Analysis of Narrative of the life of Frederick Douglass, an American Slave
In Modern day America, the thought of slavery is horrifying. It is a dark chapter in the American history and should be fought against at all costs now. However, American used to know the reality of the atrocities that occurred on various southern plantations. Its because of slave narratives that the American people have come to realize the inhumane nature of slavery and thus, that led to political activism. One Slave that helped spread awareness of slavery in the united states was Frederick Douglass “Narrative of the life of Frederick Douglass”. Due to his extraordinary use of figurative language to help support his argument. Douglass succeeds in arguing his main claim: Slavery affects all those who are exposed to it and must be banned.
Frederick Douglass uses several types of figurative language in his narrative in few of which are allusions and ...view middle of the document...
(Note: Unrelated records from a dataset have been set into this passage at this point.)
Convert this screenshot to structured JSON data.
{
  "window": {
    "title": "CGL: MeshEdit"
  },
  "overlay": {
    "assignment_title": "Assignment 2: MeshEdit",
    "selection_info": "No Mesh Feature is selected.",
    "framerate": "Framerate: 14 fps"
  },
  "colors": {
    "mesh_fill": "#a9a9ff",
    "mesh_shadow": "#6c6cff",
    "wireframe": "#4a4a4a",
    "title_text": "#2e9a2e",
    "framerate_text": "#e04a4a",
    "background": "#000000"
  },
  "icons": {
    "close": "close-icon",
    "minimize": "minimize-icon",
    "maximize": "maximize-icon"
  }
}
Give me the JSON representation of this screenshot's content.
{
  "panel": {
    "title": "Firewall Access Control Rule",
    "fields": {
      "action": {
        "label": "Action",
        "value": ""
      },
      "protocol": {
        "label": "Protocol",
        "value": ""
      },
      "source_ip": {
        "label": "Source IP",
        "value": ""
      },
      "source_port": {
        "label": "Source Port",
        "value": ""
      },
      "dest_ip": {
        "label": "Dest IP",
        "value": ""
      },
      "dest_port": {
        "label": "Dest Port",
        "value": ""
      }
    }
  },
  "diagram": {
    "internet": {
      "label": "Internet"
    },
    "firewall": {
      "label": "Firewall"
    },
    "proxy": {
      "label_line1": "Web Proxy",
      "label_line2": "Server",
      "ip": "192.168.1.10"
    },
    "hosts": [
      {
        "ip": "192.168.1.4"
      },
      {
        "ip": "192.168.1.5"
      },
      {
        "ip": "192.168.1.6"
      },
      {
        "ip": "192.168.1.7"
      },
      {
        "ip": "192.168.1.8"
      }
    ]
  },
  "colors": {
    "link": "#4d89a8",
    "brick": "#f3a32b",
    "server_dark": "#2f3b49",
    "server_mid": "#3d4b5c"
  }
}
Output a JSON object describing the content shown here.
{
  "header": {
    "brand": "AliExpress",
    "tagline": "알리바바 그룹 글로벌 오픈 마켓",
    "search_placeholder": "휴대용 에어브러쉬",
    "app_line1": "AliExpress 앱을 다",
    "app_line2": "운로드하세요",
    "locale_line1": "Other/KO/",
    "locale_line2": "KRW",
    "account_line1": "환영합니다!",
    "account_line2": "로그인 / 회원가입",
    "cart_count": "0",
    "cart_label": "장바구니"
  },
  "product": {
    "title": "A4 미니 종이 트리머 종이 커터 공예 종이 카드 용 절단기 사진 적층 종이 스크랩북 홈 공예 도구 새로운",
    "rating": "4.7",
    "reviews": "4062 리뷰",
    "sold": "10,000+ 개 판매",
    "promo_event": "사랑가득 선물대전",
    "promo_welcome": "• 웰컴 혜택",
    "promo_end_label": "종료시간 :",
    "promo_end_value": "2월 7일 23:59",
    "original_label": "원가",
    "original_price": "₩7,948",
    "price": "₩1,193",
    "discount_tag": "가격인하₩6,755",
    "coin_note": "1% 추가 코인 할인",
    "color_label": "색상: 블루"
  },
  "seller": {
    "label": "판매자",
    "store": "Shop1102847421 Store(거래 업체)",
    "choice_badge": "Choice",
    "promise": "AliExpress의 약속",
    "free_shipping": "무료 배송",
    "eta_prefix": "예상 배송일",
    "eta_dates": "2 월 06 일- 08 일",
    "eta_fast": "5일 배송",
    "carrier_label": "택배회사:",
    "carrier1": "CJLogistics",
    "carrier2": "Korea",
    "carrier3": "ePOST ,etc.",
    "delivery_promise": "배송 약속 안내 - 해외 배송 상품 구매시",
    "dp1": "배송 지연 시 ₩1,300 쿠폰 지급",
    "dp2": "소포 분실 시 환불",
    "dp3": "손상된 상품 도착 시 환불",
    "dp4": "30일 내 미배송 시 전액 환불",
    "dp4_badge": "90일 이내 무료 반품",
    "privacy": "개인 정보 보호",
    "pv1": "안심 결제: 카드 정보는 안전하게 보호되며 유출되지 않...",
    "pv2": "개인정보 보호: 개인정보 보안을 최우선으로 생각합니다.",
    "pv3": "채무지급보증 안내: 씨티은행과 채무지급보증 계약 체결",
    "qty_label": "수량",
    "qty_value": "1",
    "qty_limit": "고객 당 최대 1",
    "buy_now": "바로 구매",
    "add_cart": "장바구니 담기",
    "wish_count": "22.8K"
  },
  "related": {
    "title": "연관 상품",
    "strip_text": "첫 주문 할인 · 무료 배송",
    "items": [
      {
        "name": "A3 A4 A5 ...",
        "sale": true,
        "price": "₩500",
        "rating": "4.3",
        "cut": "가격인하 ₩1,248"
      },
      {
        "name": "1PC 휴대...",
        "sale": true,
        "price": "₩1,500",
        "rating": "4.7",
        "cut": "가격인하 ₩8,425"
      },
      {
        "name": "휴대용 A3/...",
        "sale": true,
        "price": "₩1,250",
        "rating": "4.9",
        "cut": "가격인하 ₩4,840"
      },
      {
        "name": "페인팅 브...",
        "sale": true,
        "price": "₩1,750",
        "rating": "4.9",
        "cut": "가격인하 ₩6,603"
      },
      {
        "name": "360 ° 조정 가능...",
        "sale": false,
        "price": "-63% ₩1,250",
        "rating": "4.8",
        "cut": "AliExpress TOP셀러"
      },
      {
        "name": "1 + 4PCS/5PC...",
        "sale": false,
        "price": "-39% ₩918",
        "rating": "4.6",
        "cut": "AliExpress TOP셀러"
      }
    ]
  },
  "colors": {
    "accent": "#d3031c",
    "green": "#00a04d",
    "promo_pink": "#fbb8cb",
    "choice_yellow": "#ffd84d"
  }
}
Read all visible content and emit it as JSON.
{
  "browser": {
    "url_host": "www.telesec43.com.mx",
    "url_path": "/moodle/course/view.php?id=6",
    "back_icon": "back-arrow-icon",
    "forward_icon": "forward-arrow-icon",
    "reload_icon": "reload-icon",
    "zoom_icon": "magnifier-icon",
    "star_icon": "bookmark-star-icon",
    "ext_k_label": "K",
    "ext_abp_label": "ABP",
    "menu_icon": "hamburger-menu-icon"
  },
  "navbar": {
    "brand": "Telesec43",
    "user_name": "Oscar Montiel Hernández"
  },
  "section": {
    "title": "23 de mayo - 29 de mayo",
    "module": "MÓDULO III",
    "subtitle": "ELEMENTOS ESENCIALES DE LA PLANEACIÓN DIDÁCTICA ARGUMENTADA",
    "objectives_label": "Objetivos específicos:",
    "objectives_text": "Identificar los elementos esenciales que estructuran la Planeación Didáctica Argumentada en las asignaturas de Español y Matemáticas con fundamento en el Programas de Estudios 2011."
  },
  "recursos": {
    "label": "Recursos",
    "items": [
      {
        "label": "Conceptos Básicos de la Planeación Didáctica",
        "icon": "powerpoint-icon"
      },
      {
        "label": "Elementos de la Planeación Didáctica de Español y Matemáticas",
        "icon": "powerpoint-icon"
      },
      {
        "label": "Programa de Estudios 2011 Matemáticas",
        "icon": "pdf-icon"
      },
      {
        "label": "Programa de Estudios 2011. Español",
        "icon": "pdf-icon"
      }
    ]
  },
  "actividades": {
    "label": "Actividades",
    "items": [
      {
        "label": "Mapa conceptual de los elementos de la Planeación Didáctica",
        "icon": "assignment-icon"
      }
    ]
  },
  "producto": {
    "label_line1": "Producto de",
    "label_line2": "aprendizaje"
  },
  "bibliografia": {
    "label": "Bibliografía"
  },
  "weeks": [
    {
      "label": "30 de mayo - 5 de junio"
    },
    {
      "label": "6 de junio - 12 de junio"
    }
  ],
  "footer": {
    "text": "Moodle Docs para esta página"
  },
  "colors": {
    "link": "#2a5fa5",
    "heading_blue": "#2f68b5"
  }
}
“Mr.severe was rightly named; he was a cruel man.” (7) This example of Irony demonstrates the way that Frederick Douglass used Irony to highlight the cruelty of the characters involved in the institution of slavery. Douglass second method for presenting his main reasons to agree with him. The use of allusion is most effective when Frederick Douglass uses biblical allusions, Due to the fact that most of his audience at the time where Christian and so, If he had the power to convince them that slavery was not approved by the bible, It would add credibility to his argument. “He that knoweth his master’s will, and doeth it not, shall be beaten with many stripes.” (33) He is discussing his masters justification for beating a young slave several times. Although Frederick Douglass is not citing anything directly from the bible that condones slavery , his allusions to the bible and the way he collocates the passage with the cruel actions of his master draws a shocking picture in the audience's minds.Frederick Douglass presents the contrast between a biblical quote, Usually used when a worker disobeys the orders of his master, thereby showing the audience that souvenirs are wrong using the bible to justify their atrocious actions. Its due to these allusions that Frederick Douglass adds another layer of credibility to his argument and thus, persuades the audience that there is no religious justification for slavery.
In addition, Frederick Douglass uses Imagery to explicate and argue his main claim. Imagery is a visually descriptive language. The “Narrative of the life of Frederick Douglass” contains vivid imagery that affects the reader somehow. One example of Imagery is when Douglass describes his aunt getting whipped and how it affected him. He wrote, “The louder she screamed, the harder he whipped; and where the blood ran fastest, there he whipped longest. He would whip her to make her scream, and whip her to make her hush; and not until overcome by fatigue, would he cease to swing the blood-clotted cowskin.” (4) The quote above helps the reader visualize a young boy Frederick Douglass as he watches his aunt being ruthlessly whipped by her master.